"Sir Michael was very enthusiastic. He was an amazing person. He was very supportive of scientists in the medical environment. He saw to it that there were posts established for scientists when he took up the position to head the department. He was one of the first surgeons to make sure that he had scientists in his department."
Professor Keith James, a scientist who worked with Sir Michael Woodruff
Duties of an SHO included the immediate care of in the dialysis patients with ARF in the Renal Isolation Unit, dialysis patients with CRF at the Medical Renal Unit, patients in the general nephrology ward (ward 21) and patients who boarded in other wards.
Although there were only four patients in the Renal Isolation Unit, they were often very ill and required close monitoring. The workload was heavy as there were plenty of investigations to do. The SHO would do a ward round of the chronic dialysis unit before every dialysis shift. They would see each patient before they started dialysis in order to decide "how much" dialysis they should have, and how much weight should come off. The SHO cannulated many fistulas for vascular access, especially the difficult ones. They supervised every dialysis patient, and put patients on dialysis with the help of the nursing staff. Patients did not have to do anything whereas nowadays, dialysis is more or less a nursing procedure, with patient involvement.

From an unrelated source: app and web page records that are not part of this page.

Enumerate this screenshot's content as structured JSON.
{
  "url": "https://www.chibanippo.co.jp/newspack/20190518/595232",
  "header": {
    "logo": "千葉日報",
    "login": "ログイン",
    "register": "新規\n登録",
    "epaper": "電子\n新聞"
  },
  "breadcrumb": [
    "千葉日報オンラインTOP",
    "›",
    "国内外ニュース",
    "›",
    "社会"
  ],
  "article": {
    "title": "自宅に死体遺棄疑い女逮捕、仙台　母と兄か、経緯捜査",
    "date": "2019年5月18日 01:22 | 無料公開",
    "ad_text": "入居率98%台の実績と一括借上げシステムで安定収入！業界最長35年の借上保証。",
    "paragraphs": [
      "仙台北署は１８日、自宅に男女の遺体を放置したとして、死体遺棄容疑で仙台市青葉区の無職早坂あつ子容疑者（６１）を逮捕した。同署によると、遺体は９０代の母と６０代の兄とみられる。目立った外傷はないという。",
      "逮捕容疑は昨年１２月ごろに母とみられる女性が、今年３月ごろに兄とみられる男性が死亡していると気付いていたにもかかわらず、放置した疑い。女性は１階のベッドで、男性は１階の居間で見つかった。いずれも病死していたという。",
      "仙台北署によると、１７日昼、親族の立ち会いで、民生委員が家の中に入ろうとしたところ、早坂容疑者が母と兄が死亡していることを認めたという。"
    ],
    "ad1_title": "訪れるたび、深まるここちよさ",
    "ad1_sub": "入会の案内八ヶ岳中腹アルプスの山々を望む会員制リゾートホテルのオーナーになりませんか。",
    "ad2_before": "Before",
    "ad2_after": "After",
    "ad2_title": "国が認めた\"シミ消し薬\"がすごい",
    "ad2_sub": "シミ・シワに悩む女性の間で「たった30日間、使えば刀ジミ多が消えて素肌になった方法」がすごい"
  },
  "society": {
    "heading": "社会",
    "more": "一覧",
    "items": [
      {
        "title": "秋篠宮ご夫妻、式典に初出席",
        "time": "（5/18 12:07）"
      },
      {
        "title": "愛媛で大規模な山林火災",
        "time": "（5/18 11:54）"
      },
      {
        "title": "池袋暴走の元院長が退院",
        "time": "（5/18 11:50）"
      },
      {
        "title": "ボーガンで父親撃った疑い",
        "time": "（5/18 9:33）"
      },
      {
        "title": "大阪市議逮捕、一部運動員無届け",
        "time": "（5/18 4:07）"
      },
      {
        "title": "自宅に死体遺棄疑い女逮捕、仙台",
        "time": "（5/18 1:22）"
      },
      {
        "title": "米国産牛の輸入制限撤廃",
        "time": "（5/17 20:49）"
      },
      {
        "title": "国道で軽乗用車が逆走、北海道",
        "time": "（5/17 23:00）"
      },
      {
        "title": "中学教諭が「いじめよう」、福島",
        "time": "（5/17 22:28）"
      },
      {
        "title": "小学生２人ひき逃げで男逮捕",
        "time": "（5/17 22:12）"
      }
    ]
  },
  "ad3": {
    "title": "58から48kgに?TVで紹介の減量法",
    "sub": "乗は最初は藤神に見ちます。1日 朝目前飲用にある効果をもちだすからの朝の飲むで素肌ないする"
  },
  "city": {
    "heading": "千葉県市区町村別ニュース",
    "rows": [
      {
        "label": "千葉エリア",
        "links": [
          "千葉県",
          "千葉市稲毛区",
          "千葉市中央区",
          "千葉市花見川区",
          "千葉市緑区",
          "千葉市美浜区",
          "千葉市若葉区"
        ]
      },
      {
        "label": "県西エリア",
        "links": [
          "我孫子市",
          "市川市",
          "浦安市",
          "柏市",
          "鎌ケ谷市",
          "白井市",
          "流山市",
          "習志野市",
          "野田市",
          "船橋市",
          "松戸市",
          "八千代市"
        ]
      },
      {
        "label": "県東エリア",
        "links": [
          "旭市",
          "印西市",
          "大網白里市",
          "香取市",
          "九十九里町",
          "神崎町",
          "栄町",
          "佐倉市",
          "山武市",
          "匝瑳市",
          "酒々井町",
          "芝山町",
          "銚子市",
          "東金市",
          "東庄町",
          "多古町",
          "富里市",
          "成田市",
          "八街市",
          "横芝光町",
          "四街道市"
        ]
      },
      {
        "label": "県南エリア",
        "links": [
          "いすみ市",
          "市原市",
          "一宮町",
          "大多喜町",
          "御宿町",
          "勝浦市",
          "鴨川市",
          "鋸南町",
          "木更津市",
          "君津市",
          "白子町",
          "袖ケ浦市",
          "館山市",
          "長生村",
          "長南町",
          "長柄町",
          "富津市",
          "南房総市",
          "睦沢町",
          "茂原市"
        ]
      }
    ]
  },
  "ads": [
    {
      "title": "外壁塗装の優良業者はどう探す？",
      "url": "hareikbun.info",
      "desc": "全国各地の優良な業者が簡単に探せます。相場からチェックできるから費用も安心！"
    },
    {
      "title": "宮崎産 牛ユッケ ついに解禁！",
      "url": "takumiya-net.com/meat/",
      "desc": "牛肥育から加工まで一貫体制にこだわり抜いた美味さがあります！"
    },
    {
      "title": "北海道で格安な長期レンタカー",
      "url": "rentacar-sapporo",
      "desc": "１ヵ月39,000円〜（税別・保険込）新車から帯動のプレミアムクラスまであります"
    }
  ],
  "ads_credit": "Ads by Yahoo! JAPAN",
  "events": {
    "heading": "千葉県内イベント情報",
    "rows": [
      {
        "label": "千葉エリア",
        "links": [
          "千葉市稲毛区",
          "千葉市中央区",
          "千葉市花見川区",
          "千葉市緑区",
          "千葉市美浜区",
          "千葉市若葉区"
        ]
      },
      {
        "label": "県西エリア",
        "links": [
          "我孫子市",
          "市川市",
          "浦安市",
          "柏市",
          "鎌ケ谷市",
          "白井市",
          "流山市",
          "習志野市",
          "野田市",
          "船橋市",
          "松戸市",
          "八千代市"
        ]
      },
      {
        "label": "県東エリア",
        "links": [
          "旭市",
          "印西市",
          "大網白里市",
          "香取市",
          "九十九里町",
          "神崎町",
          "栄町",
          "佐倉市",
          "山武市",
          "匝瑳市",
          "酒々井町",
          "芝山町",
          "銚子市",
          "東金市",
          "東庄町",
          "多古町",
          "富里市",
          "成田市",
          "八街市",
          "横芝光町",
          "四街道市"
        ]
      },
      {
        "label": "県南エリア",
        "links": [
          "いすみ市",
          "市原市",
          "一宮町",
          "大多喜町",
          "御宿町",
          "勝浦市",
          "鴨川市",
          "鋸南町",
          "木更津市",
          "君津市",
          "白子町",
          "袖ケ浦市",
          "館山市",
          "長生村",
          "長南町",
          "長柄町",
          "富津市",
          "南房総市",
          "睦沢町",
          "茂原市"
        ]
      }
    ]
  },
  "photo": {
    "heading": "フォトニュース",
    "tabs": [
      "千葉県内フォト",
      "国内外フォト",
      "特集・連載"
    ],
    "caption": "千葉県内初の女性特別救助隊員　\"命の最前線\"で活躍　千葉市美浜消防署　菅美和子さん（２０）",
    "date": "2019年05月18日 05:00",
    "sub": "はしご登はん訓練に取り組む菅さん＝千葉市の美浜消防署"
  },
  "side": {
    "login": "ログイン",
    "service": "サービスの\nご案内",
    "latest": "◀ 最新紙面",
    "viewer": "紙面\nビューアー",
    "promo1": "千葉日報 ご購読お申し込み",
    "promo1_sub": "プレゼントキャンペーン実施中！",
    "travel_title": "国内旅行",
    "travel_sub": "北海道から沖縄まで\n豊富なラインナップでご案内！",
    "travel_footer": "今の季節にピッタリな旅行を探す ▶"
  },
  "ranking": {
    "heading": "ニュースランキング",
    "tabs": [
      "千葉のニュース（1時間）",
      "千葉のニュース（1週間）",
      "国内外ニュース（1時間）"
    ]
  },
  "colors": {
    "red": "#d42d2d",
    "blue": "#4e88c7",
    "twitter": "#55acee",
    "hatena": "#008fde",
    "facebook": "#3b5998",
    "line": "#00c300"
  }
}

There were only 2 SHOs in the renal unit. They had a 1 in 2 on-call rota. As there were no locums, when the other SHO was ill or away on holiday for 6 weeks per year, the SHO would be continually on-call.